When I saw Stan’s slightly lopsided white muzzle and one cloudy eye on the rescue organizations website, I knew he was the one. He came from the garbage dumps of Taiwan to a large Taiwanese rescue organization, was shipped to SFO, and eventually made it to the Palo Alto foster home where we met.
He was shy and unsure, too thin with huge paws and a magnificent coat, but like a Golden, sweet and kind and trusting. He rode home in the backseat of our SUV that afternoon with his blue rubber ball. That was the moment my life began again.
I was recently home from a two-month stay in an out-of-state hospital fighting the parasites that had invaded my body from a tick bite years prior, and I needed a purpose — something to focus on outside of myself. Stan was sick too, having been adopted and returned three times in the past two weeks because he would have accidents on the floor. No one had ever thought of having him checked by a vet; they just got rid of him, again.

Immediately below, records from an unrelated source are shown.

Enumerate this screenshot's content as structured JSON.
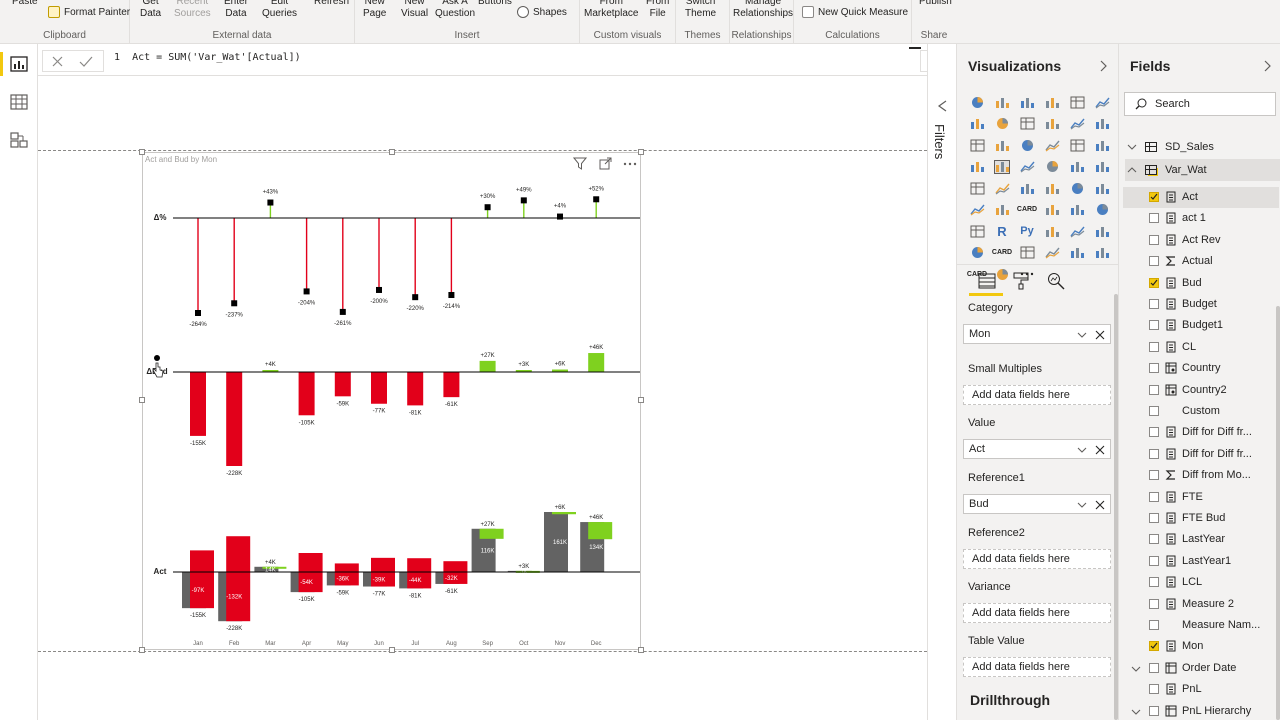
{
  "ribbon": {
    "groups": [
      {
        "name": "Clipboard",
        "buttons": [
          "Paste",
          "Format Painter"
        ]
      },
      {
        "name": "External data",
        "buttons": [
          "Get\nData",
          "Recent\nSources",
          "Enter\nData",
          "Edit\nQueries",
          "Refresh"
        ]
      },
      {
        "name": "Insert",
        "buttons": [
          "New\nPage",
          "New\nVisual",
          "Ask A\nQuestion",
          "Buttons",
          "Shapes"
        ]
      },
      {
        "name": "Custom visuals",
        "buttons": [
          "From\nMarketplace",
          "From\nFile"
        ]
      },
      {
        "name": "Themes",
        "buttons": [
          "Switch\nTheme"
        ]
      },
      {
        "name": "Relationships",
        "buttons": [
          "Manage\nRelationships"
        ]
      },
      {
        "name": "Calculations",
        "buttons": [
          "New Quick Measure"
        ]
      },
      {
        "name": "Share",
        "buttons": [
          "Publish"
        ]
      }
    ]
  },
  "formula": {
    "line": "1",
    "code": "Act = SUM('Var_Wat'[Actual])"
  },
  "filters_label": "Filters",
  "visual": {
    "title": "Act and Bud by Mon"
  },
  "chart_data": {
    "type": "bar",
    "categories": [
      "Jan",
      "Feb",
      "Mar",
      "Apr",
      "May",
      "Jun",
      "Jul",
      "Aug",
      "Sep",
      "Oct",
      "Nov",
      "Dec"
    ],
    "colors": {
      "negative": "#e2001a",
      "positive": "#7fd11f",
      "base": "#636363",
      "axis": "#000000"
    },
    "panels": [
      {
        "axis_label": "Δ%",
        "type": "pin",
        "labels": [
          "-264%",
          "-237%",
          "+43%",
          "-204%",
          "-261%",
          "-200%",
          "-220%",
          "-214%",
          "+30%",
          "+49%",
          "+4%",
          "+52%"
        ],
        "values": [
          -264,
          -237,
          43,
          -204,
          -261,
          -200,
          -220,
          -214,
          30,
          49,
          4,
          52
        ]
      },
      {
        "axis_label": "ΔBud",
        "type": "bar",
        "labels": [
          "-155K",
          "-228K",
          "+4K",
          "-105K",
          "-59K",
          "-77K",
          "-81K",
          "-61K",
          "+27K",
          "+3K",
          "+6K",
          "+46K"
        ],
        "values": [
          -155,
          -228,
          4,
          -105,
          -59,
          -77,
          -81,
          -61,
          27,
          3,
          6,
          46
        ]
      },
      {
        "axis_label": "Act",
        "type": "variance",
        "act": [
          -97,
          -132,
          14,
          -54,
          -36,
          -39,
          -44,
          -32,
          116,
          3,
          161,
          134
        ],
        "act_labels": [
          "-97K",
          "-132K",
          "14K",
          "-54K",
          "-36K",
          "-39K",
          "-44K",
          "-32K",
          "116K",
          "3K",
          "161K",
          "134K"
        ],
        "delta_labels": [
          "-155K",
          "-228K",
          "+4K",
          "-105K",
          "-59K",
          "-77K",
          "-81K",
          "-61K",
          "+27K",
          "+3K",
          "+6K",
          "+46K"
        ],
        "delta": [
          -155,
          -228,
          4,
          -105,
          -59,
          -77,
          -81,
          -61,
          27,
          3,
          6,
          46
        ]
      }
    ]
  },
  "viz_pane": {
    "title": "Visualizations",
    "wells": [
      {
        "label": "Category",
        "value": "Mon"
      },
      {
        "label": "Small Multiples",
        "value": "Add data fields here",
        "empty": true
      },
      {
        "label": "Value",
        "value": "Act"
      },
      {
        "label": "Reference1",
        "value": "Bud"
      },
      {
        "label": "Reference2",
        "value": "Add data fields here",
        "empty": true
      },
      {
        "label": "Variance",
        "value": "Add data fields here",
        "empty": true
      },
      {
        "label": "Table Value",
        "value": "Add data fields here",
        "empty": true
      }
    ],
    "drillthrough": "Drillthrough",
    "icons": [
      "CARD",
      "R",
      "Py",
      "CARD",
      "CARD"
    ]
  },
  "fields_pane": {
    "title": "Fields",
    "search_placeholder": "Search",
    "tables": [
      {
        "name": "SD_Sales",
        "expanded": false
      },
      {
        "name": "Var_Wat",
        "expanded": true
      }
    ],
    "fields": [
      {
        "name": "Act",
        "checked": true,
        "icon": "calc"
      },
      {
        "name": "act 1",
        "checked": false,
        "icon": "calc"
      },
      {
        "name": "Act Rev",
        "checked": false,
        "icon": "calc"
      },
      {
        "name": "Actual",
        "checked": false,
        "icon": "sigma"
      },
      {
        "name": "Bud",
        "checked": true,
        "icon": "calc"
      },
      {
        "name": "Budget",
        "checked": false,
        "icon": "calc"
      },
      {
        "name": "Budget1",
        "checked": false,
        "icon": "calc"
      },
      {
        "name": "CL",
        "checked": false,
        "icon": "calc"
      },
      {
        "name": "Country",
        "checked": false,
        "icon": "geo"
      },
      {
        "name": "Country2",
        "checked": false,
        "icon": "geo"
      },
      {
        "name": "Custom",
        "checked": false,
        "icon": "none"
      },
      {
        "name": "Diff for Diff fr...",
        "checked": false,
        "icon": "calc"
      },
      {
        "name": "Diff for Diff fr...",
        "checked": false,
        "icon": "calc"
      },
      {
        "name": "Diff from Mo...",
        "checked": false,
        "icon": "sigma"
      },
      {
        "name": "FTE",
        "checked": false,
        "icon": "calc"
      },
      {
        "name": "FTE Bud",
        "checked": false,
        "icon": "calc"
      },
      {
        "name": "LastYear",
        "checked": false,
        "icon": "calc"
      },
      {
        "name": "LastYear1",
        "checked": false,
        "icon": "calc"
      },
      {
        "name": "LCL",
        "checked": false,
        "icon": "calc"
      },
      {
        "name": "Measure 2",
        "checked": false,
        "icon": "calc"
      },
      {
        "name": "Measure Nam...",
        "checked": false,
        "icon": "none"
      },
      {
        "name": "Mon",
        "checked": true,
        "icon": "calc"
      },
      {
        "name": "Order Date",
        "checked": false,
        "icon": "table",
        "expand": true
      },
      {
        "name": "PnL",
        "checked": false,
        "icon": "calc"
      },
      {
        "name": "PnL Hierarchy",
        "checked": false,
        "icon": "table",
        "expand": true
      }
    ]
  }
}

Right from the get-go, Stan was special. I am not sure what he thought or felt after arriving at his fourth home in less than 14 days, but my husband and I doted on him and treated him with compassion when he got sick. We spoke softly and kindly as we would clean him and the floor. When I found out how much he loved riding in the car with his head out the window, we would take him for rides just to see the joy reflected in his windblown jowls from the side mirrors. I made him special food and soups, and I took him to the vet weekly.

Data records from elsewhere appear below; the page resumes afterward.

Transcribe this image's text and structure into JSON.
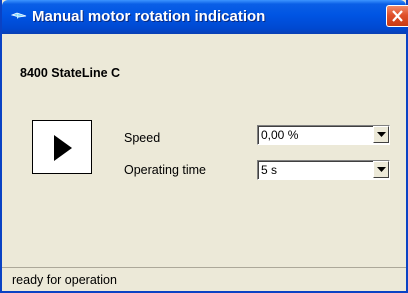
{
  "window": {
    "title": "Manual motor rotation indication"
  },
  "device": {
    "name": "8400 StateLine C"
  },
  "controls": {
    "play_icon": "play-triangle-icon",
    "speed": {
      "label": "Speed",
      "value": "0,00 %"
    },
    "operating_time": {
      "label": "Operating time",
      "value": "5 s"
    }
  },
  "status": {
    "text": "ready for operation"
  },
  "colors": {
    "titlebar": "#0054e3",
    "window_bg": "#ece9d8",
    "close_button": "#e0502a"
  }
}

He was sick — really sick — but after copious vet visits, antibiotics, and a few surgeries, my guy Stan is perfect. Taking care of him and our other rescued pets is what gets me out of bed in the morning. When I am overcome with the Lyme Disease that still resides in my body, my dog pack, my buddies, still need me. I hook them up to their respective leashes and we go out into the wild redwoods and dirt roads that surround my home. If it were not for them, many days I would not get off the couch. As they pull me down the stairs and off the porch, I look around me and am overcome with gratefulness.
We walk, somewhat slowly, as arthritis and age are still a factor for us all. I look up at the mountains of redwoods and little bits of fog stuck like pulled cotton in the trees, and I thank God for my life. The life I was given back.
Stan has a permanent remnant of a dog bite on his grey muzzle from his former life on the streets, a pin in his leg from an accident left untreated for years, dental problems from years of malnutrition and eating whatever he could find, and one eye that doesn’t work quite right. Once in awhile he forgets where he is, usually at night. We took him to dog school so he could learn commands in English, and it soon became obvious that someone had worked him once upon a time, before throwing him out in the garbage.
After everything Stan has been through, he still is able to love and trust us completely. Sometimes I wish he and our other rescues could talk and other times I am satisfied with the not knowing of what they have all been through.
Because I rescue seniors, I treat everyday like it might be their last. I try to think of every experience as something on their bucket list. Rides in the car, jaunts to the beach, tug of war with an old sock, and specially cooked meals are the least I can do for these wonderful creatures who have given me back the will to live.
Yes, my pack of rescued seniors are the ones who rescued me.